Mark Twain once said that “There are three kinds of lies: lies, damned lies, and statistics.” Apparently the Congressional Budget Office didn’t get the memo.
The Congressional Budget Office recently updated their 10-year deficit projections. They estimate that “federal debt held by the public is projected to grow steadily, from 79 percent of GDP in 2019 to 95 percent in 2029—its highest level since just after World War II.” This is bad news because:
After 2019, consumer spending and purchases of goods and services by federal, state, and local governments are projected to grow at a slower pace, and annual output growth is projected to slow—averaging 1.8 percent over the 2020–2023 period.
If the CBO is right, then the negative correlation between debt and GDP could be a big part of what ushers in a period of recession beginning next year.
But maybe I shouldn’t go all Debbie Downer just yet since some scholars actually contend that New Hampshire is somewhat insulated from an economic downturn.
Erick Elder, a professor of economics at the University of Arkansas, for example, argued just a few years ago that New Hampshire is actually “amply prepared for the revenue shortfalls that would occur during a recession of average severity.” And as the New Hampshire Fiscal Policy Institute recently pointed out, “portions of New Hampshire’s workforce are coping with stagnant or shrinking wages and job opportunities in lower paying industries.”
So maybe Mark Twain is right, and it’s really all about how you interpret the numbers. What is smart to do either way is begin to plan for the worst case scenario. If Mark Twain wasn’t enough of an authority for you, then there’s always Benjamin Franklin who said that “an ounce of prevention is worth a pound of cure.” There is no way to know for sure that a recession is on the horizon, but there are multiple ways to construct a firewall that protects against it. Enter the world of freelancing.
Freelancing allows people with full time jobs (or none at all) to earn extra money in their free time. Long gone are the days that the gig economy was relegated to selling one’s hair or blood. The options today are substantial and worthy of consideration:
- AirBnB – Have an extra room in your house? Consider renting it out to people searching for a cheap alternative to hotels. This is a basically passive (and often lucrative) income stream you should take advantage of.
- Uber or Lyft – If you have a registered and inspected car made in the last decade, then driving people around might be for you. If you register as a driver in MA, then you are able to drive both in NH and in Boston where overnight shifts on the weekend can easily net you at least $100.
- Ebay – One man’s trash is another man’s treasure. Yard sales and flea markets are full of items whose value might be triple on Ebay than what you paid.
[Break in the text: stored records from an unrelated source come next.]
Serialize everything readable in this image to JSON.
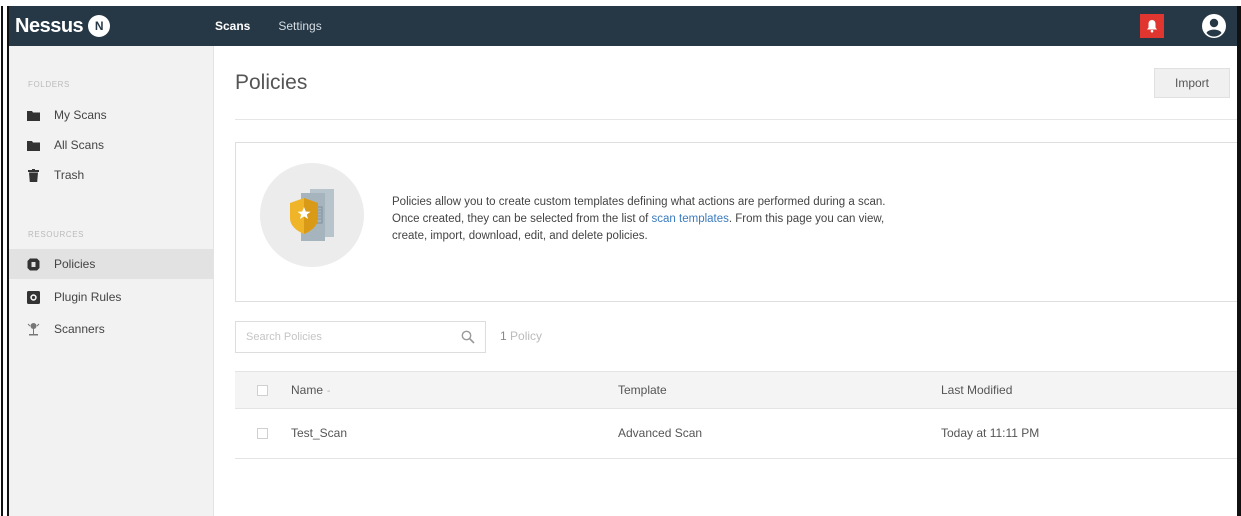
{
  "app": {
    "logo_text": "Nessus",
    "logo_badge": "N"
  },
  "nav": {
    "items": [
      {
        "label": "Scans"
      },
      {
        "label": "Settings"
      }
    ]
  },
  "sidebar": {
    "folders_label": "FOLDERS",
    "resources_label": "RESOURCES",
    "folders": [
      {
        "label": "My Scans",
        "icon": "folder-icon"
      },
      {
        "label": "All Scans",
        "icon": "folder-icon"
      },
      {
        "label": "Trash",
        "icon": "trash-icon"
      }
    ],
    "resources": [
      {
        "label": "Policies",
        "icon": "shield-icon",
        "active": true
      },
      {
        "label": "Plugin Rules",
        "icon": "plugin-icon"
      },
      {
        "label": "Scanners",
        "icon": "scanner-icon"
      }
    ]
  },
  "main": {
    "title": "Policies",
    "import_label": "Import",
    "info": {
      "line1": "Policies allow you to create custom templates defining what actions are performed during a scan.",
      "line2_before": "Once created, they can be selected from the list of ",
      "line2_link": "scan templates",
      "line2_after": ". From this page you can view,",
      "line3": "create, import, download, edit, and delete policies."
    },
    "search": {
      "placeholder": "Search Policies"
    },
    "count": {
      "number": "1",
      "label": "Policy"
    },
    "table": {
      "headers": {
        "name": "Name",
        "sort_indicator": "-",
        "template": "Template",
        "modified": "Last Modified"
      },
      "rows": [
        {
          "name": "Test_Scan",
          "template": "Advanced Scan",
          "modified": "Today at 11:11 PM"
        }
      ]
    }
  },
  "colors": {
    "topbar": "#263846",
    "alert": "#e0362f",
    "link": "#3b7bbf",
    "policy_icon": "#f0b429"
  }
}
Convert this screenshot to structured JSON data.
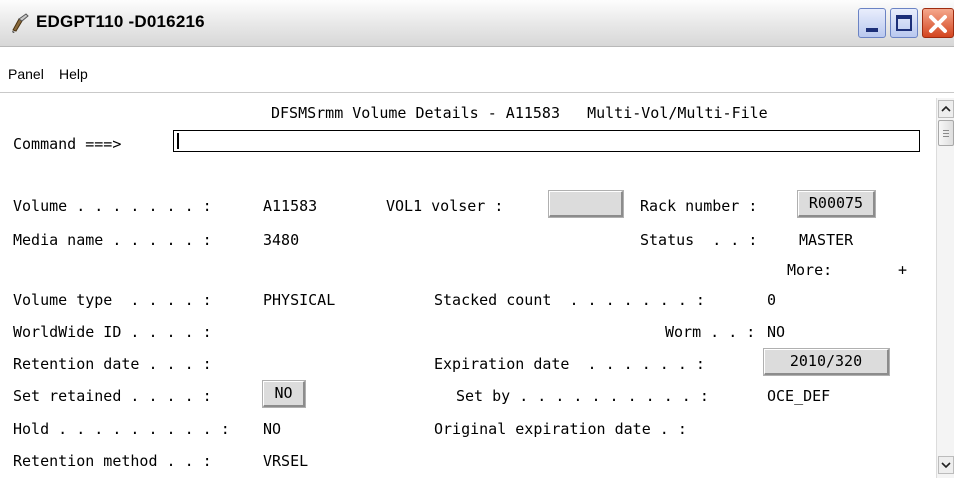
{
  "window": {
    "title": "EDGPT110 -D016216",
    "controls": [
      "minimize-icon",
      "maximize-icon",
      "close-icon"
    ]
  },
  "menu": {
    "items": [
      "Panel",
      "Help"
    ]
  },
  "panel": {
    "header": "DFSMSrmm Volume Details - A11583   Multi-Vol/Multi-File",
    "command_label": "Command ===>",
    "command_value": "",
    "more_label": "More:",
    "more_indicator": "+"
  },
  "fields": {
    "volume_label": "Volume . . . . . . . :",
    "volume_value": "A11583",
    "vol1_label": "VOL1 volser :",
    "vol1_value": "",
    "rack_label": "Rack number :",
    "rack_value": "R00075",
    "media_label": "Media name . . . . . :",
    "media_value": "3480",
    "status_label": "Status  . . :",
    "status_value": "MASTER",
    "voltype_label": "Volume type  . . . . :",
    "voltype_value": "PHYSICAL",
    "stacked_label": "Stacked count  . . . . . . . :",
    "stacked_value": "0",
    "worldwide_label": "WorldWide ID . . . . :",
    "worm_label": "Worm . . :",
    "worm_value": "NO",
    "retention_label": "Retention date . . . :",
    "expiration_label": "Expiration date  . . . . . . :",
    "expiration_value": "2010/320",
    "setretained_label": "Set retained . . . . :",
    "setretained_value": "NO",
    "setby_label": "Set by . . . . . . . . . . :",
    "setby_value": "OCE_DEF",
    "hold_label": "Hold . . . . . . . . . :",
    "hold_value": "NO",
    "origexp_label": "Original expiration date . :",
    "retmethod_label": "Retention method . . :",
    "retmethod_value": "VRSEL"
  },
  "scrollbar": {
    "up": "up-arrow-icon",
    "down": "down-arrow-icon",
    "thumb_grip": "grip-icon"
  }
}
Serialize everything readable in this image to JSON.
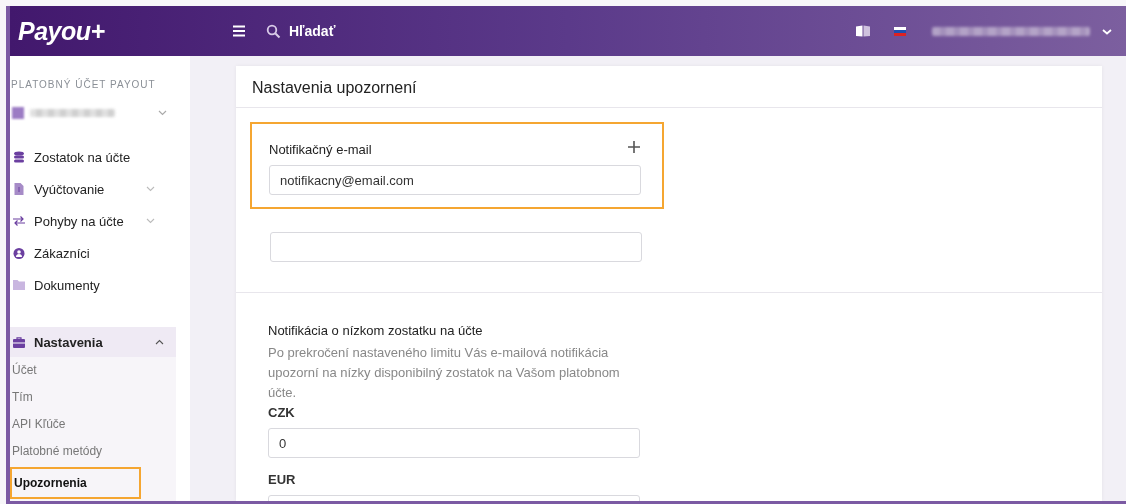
{
  "header": {
    "logo": "Payou+",
    "search": {
      "placeholder": "Hľadať"
    }
  },
  "sidebar": {
    "section_label": "PLATOBNÝ ÚČET PAYOUT",
    "items": [
      {
        "label": "Zostatok na účte",
        "kind": "coins",
        "expandable": false
      },
      {
        "label": "Vyúčtovanie",
        "kind": "invoice",
        "expandable": true
      },
      {
        "label": "Pohyby na účte",
        "kind": "transfer",
        "expandable": true
      },
      {
        "label": "Zákazníci",
        "kind": "person",
        "expandable": false
      },
      {
        "label": "Dokumenty",
        "kind": "folder",
        "expandable": false
      }
    ],
    "group": {
      "label": "Nastavenia",
      "expanded": true,
      "children": [
        {
          "label": "Účet",
          "selected": false
        },
        {
          "label": "Tím",
          "selected": false
        },
        {
          "label": "API Kľúče",
          "selected": false
        },
        {
          "label": "Platobné metódy",
          "selected": false
        },
        {
          "label": "Upozornenia",
          "selected": true
        }
      ]
    }
  },
  "page": {
    "title": "Nastavenia upozornení",
    "email_section": {
      "label": "Notifikačný e-mail",
      "fields": [
        {
          "value": "notifikacny@email.com",
          "highlighted": true
        },
        {
          "highlighted": false
        }
      ]
    },
    "balance_section": {
      "title": "Notifikácia o nízkom zostatku na účte",
      "description": "Po prekročení nastaveného limitu Vás e-mailová notifikácia upozorní na nízky disponibilný zostatok na Vašom platobnom účte.",
      "currencies": [
        {
          "label": "CZK",
          "value": "0"
        },
        {
          "label": "EUR"
        }
      ]
    }
  }
}
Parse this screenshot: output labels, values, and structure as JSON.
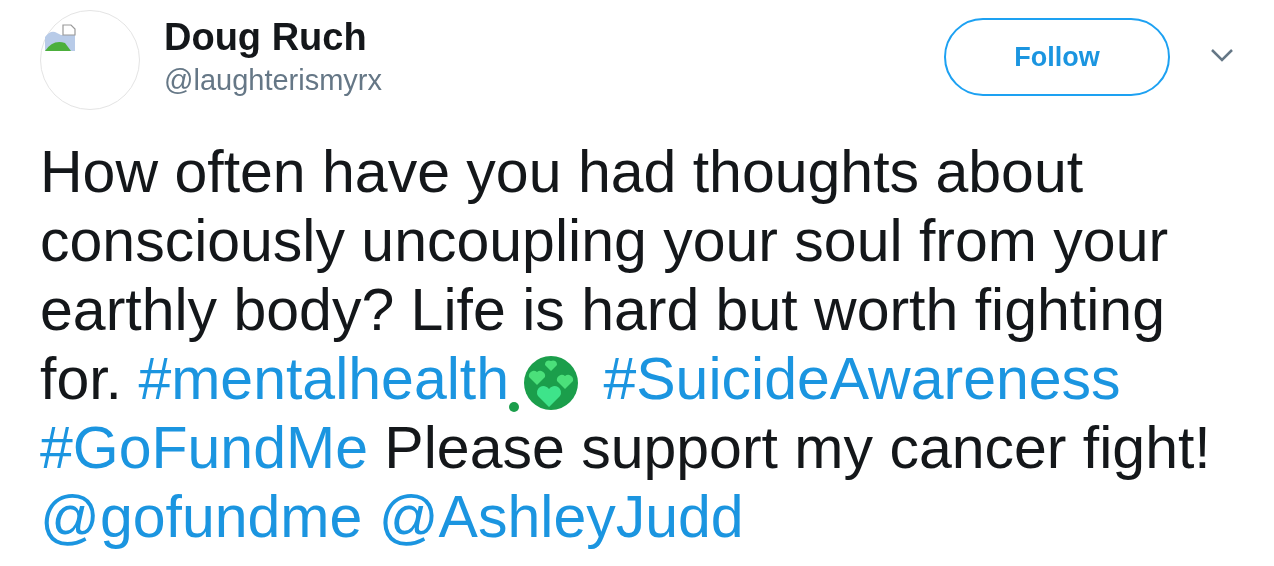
{
  "author": {
    "name": "Doug Ruch",
    "handle": "@laughterismyrx"
  },
  "follow_button": {
    "label": "Follow"
  },
  "tweet": [
    {
      "kind": "text",
      "text": "How often have you had thoughts about consciously uncoupling your soul from your earthly body? Life is hard but worth fighting for. "
    },
    {
      "kind": "link",
      "text": "#mentalhealth"
    },
    {
      "kind": "emoji"
    },
    {
      "kind": "space"
    },
    {
      "kind": "link",
      "text": "#SuicideAwareness"
    },
    {
      "kind": "space"
    },
    {
      "kind": "link",
      "text": "#GoFundMe"
    },
    {
      "kind": "text",
      "text": " Please support my cancer fight! "
    },
    {
      "kind": "link",
      "text": "@gofundme"
    },
    {
      "kind": "space"
    },
    {
      "kind": "link",
      "text": "@AshleyJudd"
    }
  ]
}
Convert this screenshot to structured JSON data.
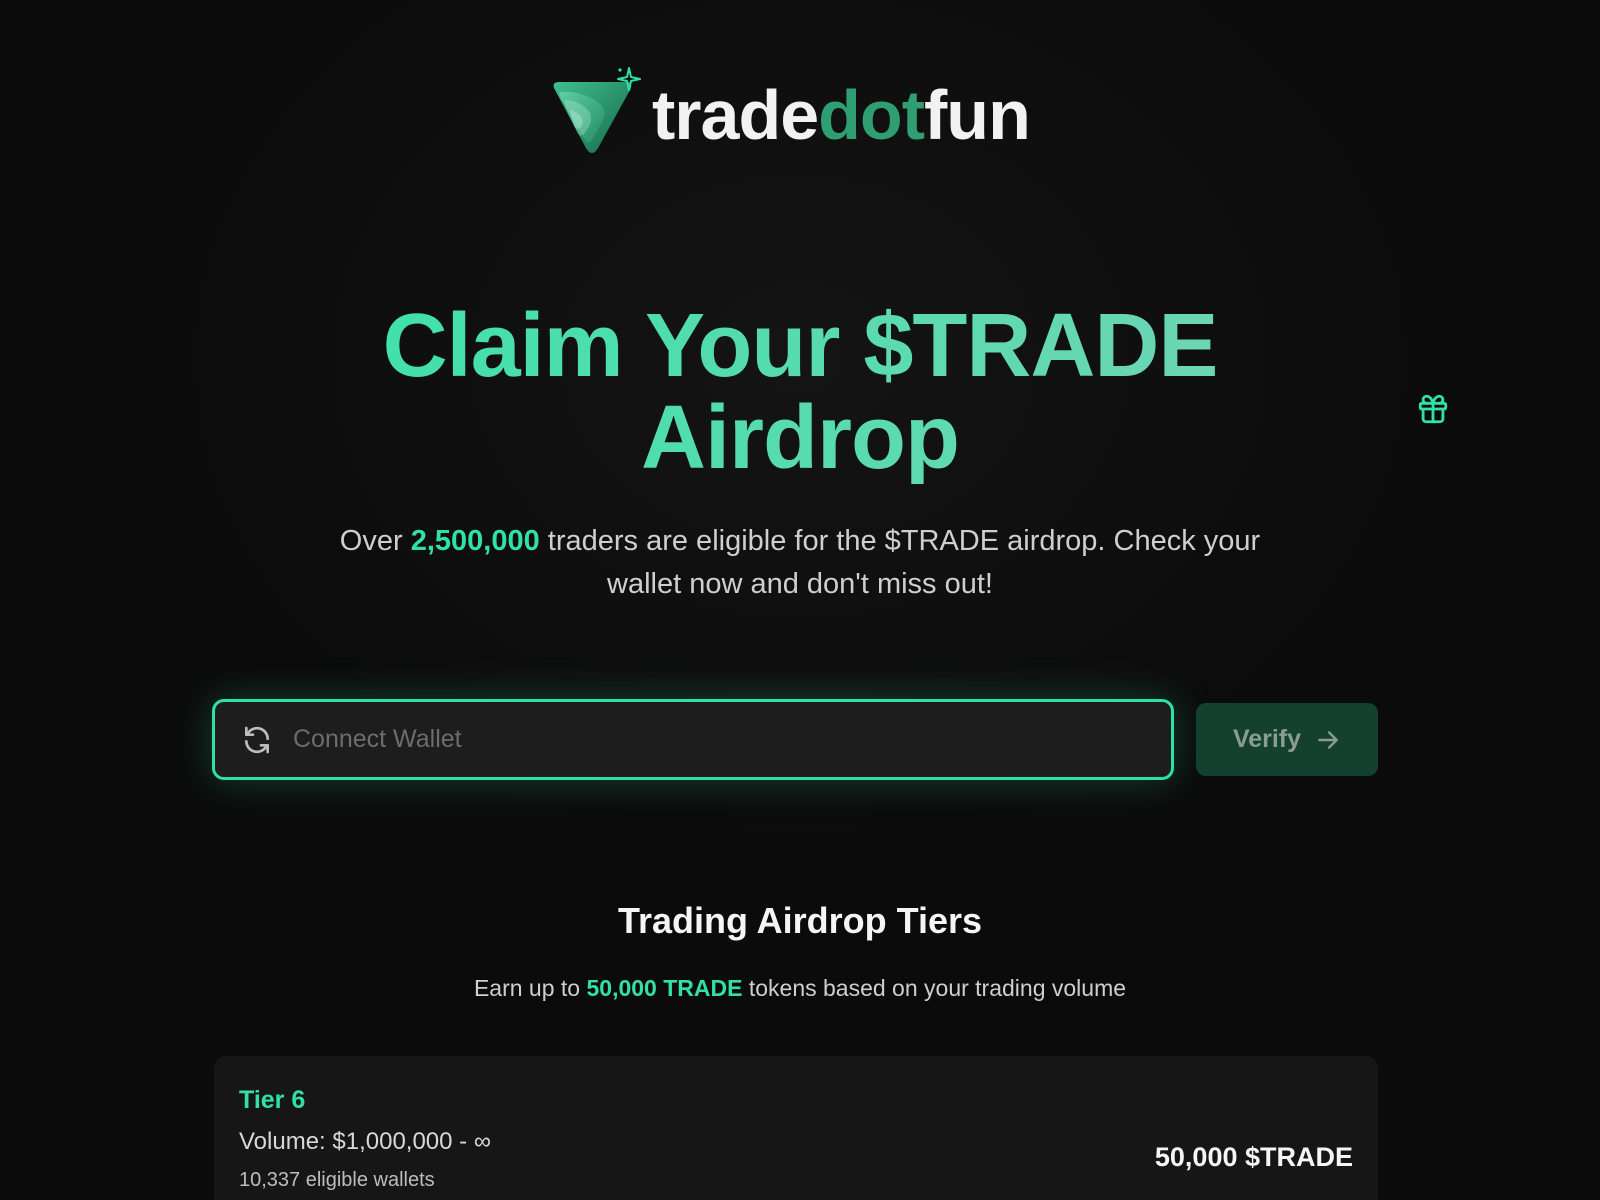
{
  "logo": {
    "part1": "trade",
    "part2": "dot",
    "part3": "fun"
  },
  "hero": {
    "title_line1": "Claim Your $TRADE",
    "title_line2": "Airdrop",
    "sub_prefix": "Over ",
    "sub_highlight": "2,500,000",
    "sub_suffix": " traders are eligible for the $TRADE airdrop. Check your wallet now and don't miss out!"
  },
  "wallet": {
    "placeholder": "Connect Wallet",
    "value": ""
  },
  "verify": {
    "label": "Verify"
  },
  "tiers": {
    "title": "Trading Airdrop Tiers",
    "sub_prefix": "Earn up to ",
    "sub_highlight": "50,000 TRADE",
    "sub_suffix": " tokens based on your trading volume",
    "items": [
      {
        "name": "Tier 6",
        "volume": "Volume: $1,000,000 - ∞",
        "wallets": "10,337 eligible wallets",
        "reward": "50,000 $TRADE"
      }
    ]
  },
  "colors": {
    "accent": "#2ee0a4",
    "logo_dot": "#2f9e72",
    "button_bg": "#14402f",
    "background": "#0b0b0b"
  },
  "icons": {
    "logo": "triangle-logo-icon",
    "sparkle": "sparkle-icon",
    "gift": "gift-icon",
    "refresh": "refresh-icon",
    "arrow": "arrow-right-icon"
  }
}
- Focus Groups – How does earning $50 for an hour’s worth of work sound? New Hampshire and neighboring Boston has several companies that hold focus groups and conduct product research on a regular basis. The online sign up forms ask a ton of questions meant to match you with studies for which you qualify. If you don’t mind filling out forms longer than an eHarmony questionnaire, then focus group invitations might be soon waiting at your fingertips.
- Leverage a Talent – Years ago I learned how to design websites, and these days I do this on the side at Bricks Plus Clicks, which designs websites and does marketing for small businesses. Sometimes my clients are a local church or small business. Other times I get calls from people across the country who want help marketing their startup. Whatever your passion might be, there is probably a market for it. Even Meghan Markle made money as a calligrapher!